#05 – All I Want For Christams (1991)
Ethan Embry and Thora Birch (only 8 years old in this) conspire to get their divorced parents back together for Christmas (with the help of Santa Claus and some white mice).
This is middle of the road family fare; harmless and forgettable as you can see from the trailer:
#04 – The Year Without a Santa Claus (2006)
The Year Without Santa Claus (2006) Directed by Ron Underwood. Starring Chris Kattan, Ethan Suplee, Eddie Griffin, Delta Burke and John Goodman as Santa Claus. http://www.imdb.com/title/tt0828465/
To call this re-make a train wreck is an understatement. We feel sorry for John Goodman, as we would assume he would be perfect as Santa. Him and his beard are not.
This film should be skipped all together. Here’s a taste:
#03 – A Christmas Star (1986)
A Christmas Star (1986) Directed by Alan Shapiro. Starring Ed Asner as Horace McNickle. http://www.imdb.com/title/tt0090840/?ref_=fn_al_tt_1
We did not realize that Ed Asner was reprising his role as Santa Claus in Elf (2003). Well not quite. Asner plays a con man who escapes from prison by stealing a priest’s Santa Claus outfit. He hides in the boiler room of New York apartment building where two kids are convinced he’s the real deal.
Although Asner has his moments, this is average ’80s made for TV fare by Disney.
#02 – A Christmas Story (1983)
A Christmas Story (1983) Directed by Bob Clark. Starring Peter Billingsley, Melinda Dillion, Darren McGavin http://www.imdb.com/title/tt0085334/
Not really a Santa Claus movie, but we had to include this movie as it is so perfectly delightful. Really just a series of vignettes set in the midwest in the 1930s, it is held together by original author Jean Shepherd’s voice over narration, and tells the tale of Raphie’s quest for a Red Rider BB gun as a Christmas present.
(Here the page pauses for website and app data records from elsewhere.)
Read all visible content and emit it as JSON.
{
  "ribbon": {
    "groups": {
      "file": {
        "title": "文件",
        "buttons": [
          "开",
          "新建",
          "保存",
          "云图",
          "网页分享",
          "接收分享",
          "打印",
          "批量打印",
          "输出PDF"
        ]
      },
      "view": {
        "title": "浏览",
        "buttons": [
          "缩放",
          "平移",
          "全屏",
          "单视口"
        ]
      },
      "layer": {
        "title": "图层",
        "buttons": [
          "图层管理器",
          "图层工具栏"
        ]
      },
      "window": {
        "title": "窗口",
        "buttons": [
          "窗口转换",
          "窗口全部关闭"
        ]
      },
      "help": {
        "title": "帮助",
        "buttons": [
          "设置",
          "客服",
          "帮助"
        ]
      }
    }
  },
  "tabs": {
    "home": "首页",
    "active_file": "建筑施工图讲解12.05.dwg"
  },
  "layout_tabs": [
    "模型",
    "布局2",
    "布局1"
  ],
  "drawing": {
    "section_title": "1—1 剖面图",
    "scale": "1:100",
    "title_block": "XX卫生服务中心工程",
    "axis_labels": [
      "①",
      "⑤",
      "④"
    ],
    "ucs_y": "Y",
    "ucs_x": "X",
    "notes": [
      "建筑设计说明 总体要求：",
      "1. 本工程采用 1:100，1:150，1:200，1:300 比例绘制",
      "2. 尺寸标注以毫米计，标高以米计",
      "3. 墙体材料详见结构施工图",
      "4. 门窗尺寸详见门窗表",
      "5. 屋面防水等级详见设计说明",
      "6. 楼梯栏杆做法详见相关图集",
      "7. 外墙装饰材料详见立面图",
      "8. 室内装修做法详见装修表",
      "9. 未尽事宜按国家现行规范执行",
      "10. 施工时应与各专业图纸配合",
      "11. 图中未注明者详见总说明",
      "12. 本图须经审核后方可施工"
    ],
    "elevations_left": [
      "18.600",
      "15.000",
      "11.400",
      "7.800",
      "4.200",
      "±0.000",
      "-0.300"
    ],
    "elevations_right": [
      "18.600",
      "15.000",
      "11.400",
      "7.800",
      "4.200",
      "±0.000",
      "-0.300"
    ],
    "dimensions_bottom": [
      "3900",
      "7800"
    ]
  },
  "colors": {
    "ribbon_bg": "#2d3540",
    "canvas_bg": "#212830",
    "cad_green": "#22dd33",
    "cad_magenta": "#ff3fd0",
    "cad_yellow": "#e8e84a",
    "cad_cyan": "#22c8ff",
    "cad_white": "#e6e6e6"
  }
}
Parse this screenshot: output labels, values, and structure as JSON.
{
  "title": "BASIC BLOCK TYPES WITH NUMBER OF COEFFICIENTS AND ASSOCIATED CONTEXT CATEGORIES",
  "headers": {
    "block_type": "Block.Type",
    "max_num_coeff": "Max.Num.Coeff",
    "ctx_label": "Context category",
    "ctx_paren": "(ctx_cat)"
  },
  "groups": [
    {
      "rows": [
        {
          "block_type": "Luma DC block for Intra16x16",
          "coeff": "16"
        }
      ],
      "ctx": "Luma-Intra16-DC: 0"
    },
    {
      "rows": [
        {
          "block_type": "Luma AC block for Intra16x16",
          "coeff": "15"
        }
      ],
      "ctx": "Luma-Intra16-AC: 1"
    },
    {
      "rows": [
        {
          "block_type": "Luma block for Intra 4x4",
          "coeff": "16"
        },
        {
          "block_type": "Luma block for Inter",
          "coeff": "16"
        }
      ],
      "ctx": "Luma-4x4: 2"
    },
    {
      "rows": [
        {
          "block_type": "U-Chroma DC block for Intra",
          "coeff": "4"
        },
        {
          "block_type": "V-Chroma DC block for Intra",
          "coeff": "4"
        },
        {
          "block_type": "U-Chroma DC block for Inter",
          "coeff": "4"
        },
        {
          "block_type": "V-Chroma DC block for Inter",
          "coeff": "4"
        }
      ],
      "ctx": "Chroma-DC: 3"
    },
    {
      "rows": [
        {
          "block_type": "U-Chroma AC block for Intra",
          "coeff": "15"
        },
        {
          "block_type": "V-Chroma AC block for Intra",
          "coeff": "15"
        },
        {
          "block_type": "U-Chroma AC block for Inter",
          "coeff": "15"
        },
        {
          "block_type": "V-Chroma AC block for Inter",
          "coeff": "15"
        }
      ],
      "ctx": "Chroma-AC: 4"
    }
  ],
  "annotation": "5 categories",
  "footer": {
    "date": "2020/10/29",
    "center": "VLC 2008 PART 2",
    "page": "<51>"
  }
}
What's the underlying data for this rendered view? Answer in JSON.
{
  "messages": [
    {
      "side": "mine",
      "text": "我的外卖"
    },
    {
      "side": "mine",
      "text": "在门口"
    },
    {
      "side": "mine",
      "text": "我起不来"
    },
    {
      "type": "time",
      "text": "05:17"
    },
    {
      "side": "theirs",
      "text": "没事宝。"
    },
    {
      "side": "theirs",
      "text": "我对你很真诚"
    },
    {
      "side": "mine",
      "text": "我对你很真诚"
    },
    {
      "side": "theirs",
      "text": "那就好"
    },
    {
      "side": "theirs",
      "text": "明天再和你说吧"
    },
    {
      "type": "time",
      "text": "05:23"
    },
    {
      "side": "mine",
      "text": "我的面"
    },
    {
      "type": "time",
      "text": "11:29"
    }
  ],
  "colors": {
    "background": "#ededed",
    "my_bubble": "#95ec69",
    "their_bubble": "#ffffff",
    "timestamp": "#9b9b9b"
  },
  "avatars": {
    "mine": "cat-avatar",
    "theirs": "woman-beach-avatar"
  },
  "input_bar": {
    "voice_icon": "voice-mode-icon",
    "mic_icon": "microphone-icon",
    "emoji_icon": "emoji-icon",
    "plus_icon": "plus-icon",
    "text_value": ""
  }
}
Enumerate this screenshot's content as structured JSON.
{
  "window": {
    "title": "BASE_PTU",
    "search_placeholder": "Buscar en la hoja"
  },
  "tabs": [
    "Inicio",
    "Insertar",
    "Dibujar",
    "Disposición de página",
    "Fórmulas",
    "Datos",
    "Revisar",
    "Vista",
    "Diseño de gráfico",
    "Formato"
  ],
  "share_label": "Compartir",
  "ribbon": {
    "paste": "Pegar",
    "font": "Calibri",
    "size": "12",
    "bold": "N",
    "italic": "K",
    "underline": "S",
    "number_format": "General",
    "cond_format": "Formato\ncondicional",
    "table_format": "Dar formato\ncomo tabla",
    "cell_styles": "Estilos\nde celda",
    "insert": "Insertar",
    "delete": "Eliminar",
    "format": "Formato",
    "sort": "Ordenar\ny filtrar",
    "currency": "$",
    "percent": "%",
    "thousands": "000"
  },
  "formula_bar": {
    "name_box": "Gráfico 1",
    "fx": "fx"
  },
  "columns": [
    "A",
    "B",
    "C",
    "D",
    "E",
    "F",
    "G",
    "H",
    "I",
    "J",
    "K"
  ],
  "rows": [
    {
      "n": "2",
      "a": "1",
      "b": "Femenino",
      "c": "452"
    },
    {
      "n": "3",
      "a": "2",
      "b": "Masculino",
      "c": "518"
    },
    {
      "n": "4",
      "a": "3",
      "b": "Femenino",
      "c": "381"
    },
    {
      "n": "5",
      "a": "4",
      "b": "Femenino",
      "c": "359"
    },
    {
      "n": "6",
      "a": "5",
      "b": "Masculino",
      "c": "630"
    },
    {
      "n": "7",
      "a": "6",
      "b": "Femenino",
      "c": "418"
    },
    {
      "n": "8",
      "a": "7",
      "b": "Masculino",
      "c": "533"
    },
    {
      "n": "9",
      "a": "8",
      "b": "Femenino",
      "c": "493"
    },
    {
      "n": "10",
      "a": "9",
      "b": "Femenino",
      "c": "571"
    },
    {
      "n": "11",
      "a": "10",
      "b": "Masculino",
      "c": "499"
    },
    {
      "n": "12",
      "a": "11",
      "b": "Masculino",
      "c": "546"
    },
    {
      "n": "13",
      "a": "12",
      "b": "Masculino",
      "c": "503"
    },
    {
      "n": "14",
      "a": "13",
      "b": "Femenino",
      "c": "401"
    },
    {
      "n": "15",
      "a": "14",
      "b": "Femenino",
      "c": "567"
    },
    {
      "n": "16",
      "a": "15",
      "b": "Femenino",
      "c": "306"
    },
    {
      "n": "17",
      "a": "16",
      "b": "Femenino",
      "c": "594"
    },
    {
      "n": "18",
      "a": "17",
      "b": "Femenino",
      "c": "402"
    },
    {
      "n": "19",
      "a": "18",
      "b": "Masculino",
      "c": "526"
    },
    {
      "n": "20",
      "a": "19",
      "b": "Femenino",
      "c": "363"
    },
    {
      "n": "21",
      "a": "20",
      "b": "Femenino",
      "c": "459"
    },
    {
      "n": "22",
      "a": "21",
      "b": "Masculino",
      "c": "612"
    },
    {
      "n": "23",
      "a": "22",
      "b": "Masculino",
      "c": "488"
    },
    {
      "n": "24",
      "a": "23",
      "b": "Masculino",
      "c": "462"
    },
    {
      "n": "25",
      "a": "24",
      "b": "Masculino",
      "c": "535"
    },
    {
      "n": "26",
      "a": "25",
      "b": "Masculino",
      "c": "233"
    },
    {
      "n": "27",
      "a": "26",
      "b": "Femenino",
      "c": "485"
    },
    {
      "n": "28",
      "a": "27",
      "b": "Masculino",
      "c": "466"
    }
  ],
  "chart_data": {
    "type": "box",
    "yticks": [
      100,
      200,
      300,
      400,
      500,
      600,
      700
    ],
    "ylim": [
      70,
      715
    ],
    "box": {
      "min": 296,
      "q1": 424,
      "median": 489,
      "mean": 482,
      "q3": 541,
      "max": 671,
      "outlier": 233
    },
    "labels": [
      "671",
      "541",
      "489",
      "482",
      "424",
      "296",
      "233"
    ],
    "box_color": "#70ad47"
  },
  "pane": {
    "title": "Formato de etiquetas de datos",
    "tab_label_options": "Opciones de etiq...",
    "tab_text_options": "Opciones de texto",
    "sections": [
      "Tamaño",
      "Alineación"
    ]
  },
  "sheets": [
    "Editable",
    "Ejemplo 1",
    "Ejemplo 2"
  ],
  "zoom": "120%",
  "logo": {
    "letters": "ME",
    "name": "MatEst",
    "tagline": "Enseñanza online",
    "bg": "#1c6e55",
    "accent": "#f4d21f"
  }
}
He goes so far as to ask the horrible department store Santa (played by Jeff Gillen):
There are so many great moments in this film and it has cemented itself in the culture as a Christmas classic. So much so, that the original house used for the exteriors in Cleveland, Ohio was purchased by a fan and converted into a museum dedicated to the film. The AV Club takes us on a tour with a grown-up Ian Petrella, who played Ralphie’s red snowsuit wearing brother Randy:
Incidentally, the interiors were all shot on a soundstage in Toronto, Canada.
If you’ve never seen this film, then you’re in for treat. Enjoy!
#01 – Elf (2003)
Elf (2003) Directed by Jon Favreau. Starring Will Farrell, James Caan, Zooey Deschanel, Bob Newhart and Ed Asner as Santa Claus. http://www.imdb.com/title/tt0319343/?ref_=fn_al_tt_1
You’re a cotton-headed ninnymuggins if you don’t like this film! Although not even 10 years old, Elf has cemented itself as a must-see Christmas classic, as it only gets better every holiday season.